Properties of complex materials are often determined by the interplay of several electron properties. TU Wien (Vienna) has now succeeded in disentangling this mess.
Only at extremely low temperatures does order prevail. At the Vienna University of Technology, materials are cooled to almost absolute zero, so that electrons, which otherwise occupy different states quite randomly, show certain regularities. But even the behaviour of such extremely cold electrons is difficult to understand, on the one hand because the electrons strongly influence each other and cannot be described separately, and on the other hand because different electron characteristics play a role at the same time. However, the understanding is now made easier by experiments at the TU Vienna: It was possible to influence different characteristics of the electrons separately from each other. Closely interwoven quantum phenomena can thus be understood individually. The results have now been published in the journal PNAS.
Chess pieces and electrons
Imagine we have a big bag of chess pieces that you place on a chess board one after the other until it is full. There are different ways to create ordered patterns: For example, you can always place a white and a black piece alternately. You can also ignore the colors and alternately place a knight and a rook, or think up more complicated order patterns that combine color and figure type.
It is similar with electrons in a solid: As in a chessboard, there are regularly arranged places where electrons can sit. And like chess pieces, electrons have different properties that can be used to create order.
"The simplest property of the electrons is their charge - it is responsible for the flow of electric current. However, the charge is the same for all electrons," says Prof. Silke Bühler-Paschen from the Institute of Solid State Physics at the TU Vienna. "Things become more interesting if we also consider the electron spin. For the spin, there are always two different possibilities. Its magnetic properties are determined by the regular arrangement of electron spins in a solid body".
Where is the electron located? The orbital degree of freedom
However, for localized electrons there is another property, another degree of freedom, which plays an important role: The orbital degree of freedom. If an electron is bound to a certain atom, different spatial arrangements are possible.
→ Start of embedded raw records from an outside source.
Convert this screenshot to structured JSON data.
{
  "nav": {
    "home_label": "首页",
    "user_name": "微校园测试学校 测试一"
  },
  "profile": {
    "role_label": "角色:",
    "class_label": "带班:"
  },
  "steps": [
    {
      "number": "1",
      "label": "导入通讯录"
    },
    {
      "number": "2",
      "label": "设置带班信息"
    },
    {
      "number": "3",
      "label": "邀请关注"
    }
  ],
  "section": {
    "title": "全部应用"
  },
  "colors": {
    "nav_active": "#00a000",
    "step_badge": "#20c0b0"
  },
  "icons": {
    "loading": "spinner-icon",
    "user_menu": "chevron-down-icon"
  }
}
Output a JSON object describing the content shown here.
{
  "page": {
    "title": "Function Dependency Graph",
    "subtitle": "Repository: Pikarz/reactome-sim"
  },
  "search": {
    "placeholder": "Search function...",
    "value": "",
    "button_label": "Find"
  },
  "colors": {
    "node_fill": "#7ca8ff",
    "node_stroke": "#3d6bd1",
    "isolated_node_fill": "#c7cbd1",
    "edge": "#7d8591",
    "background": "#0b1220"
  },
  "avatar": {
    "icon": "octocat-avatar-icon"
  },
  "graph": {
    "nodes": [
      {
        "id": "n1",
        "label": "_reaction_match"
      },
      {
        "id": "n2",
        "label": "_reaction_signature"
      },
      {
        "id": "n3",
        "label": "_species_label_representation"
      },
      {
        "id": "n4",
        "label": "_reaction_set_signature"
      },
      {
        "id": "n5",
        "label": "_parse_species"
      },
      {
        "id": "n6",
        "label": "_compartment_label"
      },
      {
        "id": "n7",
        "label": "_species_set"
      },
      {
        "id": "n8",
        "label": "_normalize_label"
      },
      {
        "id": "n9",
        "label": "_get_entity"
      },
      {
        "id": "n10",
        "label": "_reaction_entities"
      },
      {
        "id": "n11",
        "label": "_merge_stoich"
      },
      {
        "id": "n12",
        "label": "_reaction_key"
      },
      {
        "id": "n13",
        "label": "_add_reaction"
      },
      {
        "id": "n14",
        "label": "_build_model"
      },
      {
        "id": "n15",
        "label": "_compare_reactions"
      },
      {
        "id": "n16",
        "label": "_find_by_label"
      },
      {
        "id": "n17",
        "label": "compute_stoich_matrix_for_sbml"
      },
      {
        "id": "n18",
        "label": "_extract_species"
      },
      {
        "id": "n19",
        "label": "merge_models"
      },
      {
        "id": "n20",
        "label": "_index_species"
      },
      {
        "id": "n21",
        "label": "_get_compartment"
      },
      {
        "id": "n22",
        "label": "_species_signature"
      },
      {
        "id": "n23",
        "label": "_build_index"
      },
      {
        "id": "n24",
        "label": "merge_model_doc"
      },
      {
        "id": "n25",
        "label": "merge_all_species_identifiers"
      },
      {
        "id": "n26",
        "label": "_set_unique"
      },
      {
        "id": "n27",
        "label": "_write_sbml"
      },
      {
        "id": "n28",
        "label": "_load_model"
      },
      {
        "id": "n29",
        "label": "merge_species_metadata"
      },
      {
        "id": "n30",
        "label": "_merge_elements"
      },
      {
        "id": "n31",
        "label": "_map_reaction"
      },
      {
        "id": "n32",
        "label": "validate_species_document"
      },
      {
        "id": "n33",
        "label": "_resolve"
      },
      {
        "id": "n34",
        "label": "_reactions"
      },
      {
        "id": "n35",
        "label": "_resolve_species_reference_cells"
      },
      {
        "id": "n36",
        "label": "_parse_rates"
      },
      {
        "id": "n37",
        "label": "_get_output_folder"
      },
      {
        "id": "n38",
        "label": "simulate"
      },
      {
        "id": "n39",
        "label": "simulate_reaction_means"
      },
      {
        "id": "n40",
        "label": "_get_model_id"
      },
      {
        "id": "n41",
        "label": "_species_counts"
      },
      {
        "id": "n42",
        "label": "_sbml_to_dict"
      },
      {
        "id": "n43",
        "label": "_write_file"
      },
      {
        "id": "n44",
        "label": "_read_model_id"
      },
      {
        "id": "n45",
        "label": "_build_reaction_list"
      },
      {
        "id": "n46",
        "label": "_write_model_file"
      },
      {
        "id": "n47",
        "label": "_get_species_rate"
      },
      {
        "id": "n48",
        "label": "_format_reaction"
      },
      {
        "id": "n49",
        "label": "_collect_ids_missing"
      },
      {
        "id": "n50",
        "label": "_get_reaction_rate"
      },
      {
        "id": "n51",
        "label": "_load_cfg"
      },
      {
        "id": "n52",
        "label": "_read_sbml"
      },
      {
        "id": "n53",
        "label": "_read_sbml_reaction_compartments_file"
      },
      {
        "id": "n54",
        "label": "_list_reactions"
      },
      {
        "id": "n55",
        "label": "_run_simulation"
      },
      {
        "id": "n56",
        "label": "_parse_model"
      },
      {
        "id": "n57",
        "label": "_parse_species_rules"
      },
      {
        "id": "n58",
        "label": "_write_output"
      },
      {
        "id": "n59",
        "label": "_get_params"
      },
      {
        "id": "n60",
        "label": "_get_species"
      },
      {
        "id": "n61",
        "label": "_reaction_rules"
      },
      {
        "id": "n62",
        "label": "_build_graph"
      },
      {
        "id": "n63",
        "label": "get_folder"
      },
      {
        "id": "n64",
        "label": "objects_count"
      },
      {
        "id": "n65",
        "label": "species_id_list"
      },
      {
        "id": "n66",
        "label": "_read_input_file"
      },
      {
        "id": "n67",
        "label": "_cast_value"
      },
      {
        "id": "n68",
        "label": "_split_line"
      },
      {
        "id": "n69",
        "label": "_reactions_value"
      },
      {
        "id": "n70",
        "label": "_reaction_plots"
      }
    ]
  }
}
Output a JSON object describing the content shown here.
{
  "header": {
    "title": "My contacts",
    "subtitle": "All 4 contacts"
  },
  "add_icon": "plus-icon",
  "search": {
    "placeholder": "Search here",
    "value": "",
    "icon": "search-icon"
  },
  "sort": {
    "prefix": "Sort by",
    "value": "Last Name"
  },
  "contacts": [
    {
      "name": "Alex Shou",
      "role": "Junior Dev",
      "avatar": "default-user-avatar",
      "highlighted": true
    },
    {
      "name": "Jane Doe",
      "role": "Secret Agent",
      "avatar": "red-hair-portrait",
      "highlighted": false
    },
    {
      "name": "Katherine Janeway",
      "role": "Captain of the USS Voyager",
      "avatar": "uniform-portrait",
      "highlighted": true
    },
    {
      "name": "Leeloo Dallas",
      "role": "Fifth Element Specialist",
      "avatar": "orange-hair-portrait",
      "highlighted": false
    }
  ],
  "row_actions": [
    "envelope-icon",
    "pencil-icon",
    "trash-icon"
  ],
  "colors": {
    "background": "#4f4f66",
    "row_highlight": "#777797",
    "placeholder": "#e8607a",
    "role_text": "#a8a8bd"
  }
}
Quantum physics allows for different geometric relationships between electron and atom - and this also allows for ordered structures in the solid, for example when many identical atoms are arranged in a crystal, and each has an electron that is in the same orbital state.
"We investigated a material made of palladium, silicon and cerium," says Silke Bühler-Paschen. "We focus on the electrons located at the cerium atom and on the conduction electrons, which can move freely through the crystal.” With the help of conduction electrons, it is possible to influence the order of the electrons at the cerium atom - both their spin degree of freedom and their orbital degree of freedom. "This is done by shielding," explains Bühler-Paschen. "The conduction electrons can virtually hide both the spin and the orbital state of the fixed electrons, which is called the Kondo effect. This means that order is no longer possible." As has now been shown, the order of these two degrees of freedom can be switched on and off separately at very low temperatures - with the help of tiny magnetic field changes.
"The fact that order in quantum systems collapses or reappears in certain situations is not new," says Silke Bühler-Paschen. "But here we have a system in which the order can be switched on and off individually in relation to two different degrees of freedom that are closely interwoven at high temperatures - and that is quite remarkable.”
This possibility could now help to uncover particularly interesting properties of complex materials. "There are reasons to assume that the orbital degree of freedom also plays an important role in the phenomenon of unconventional superconductivity," says Silke Bühler-Paschen. "We now have a new instrument at our disposal to better understand such technologically important effects."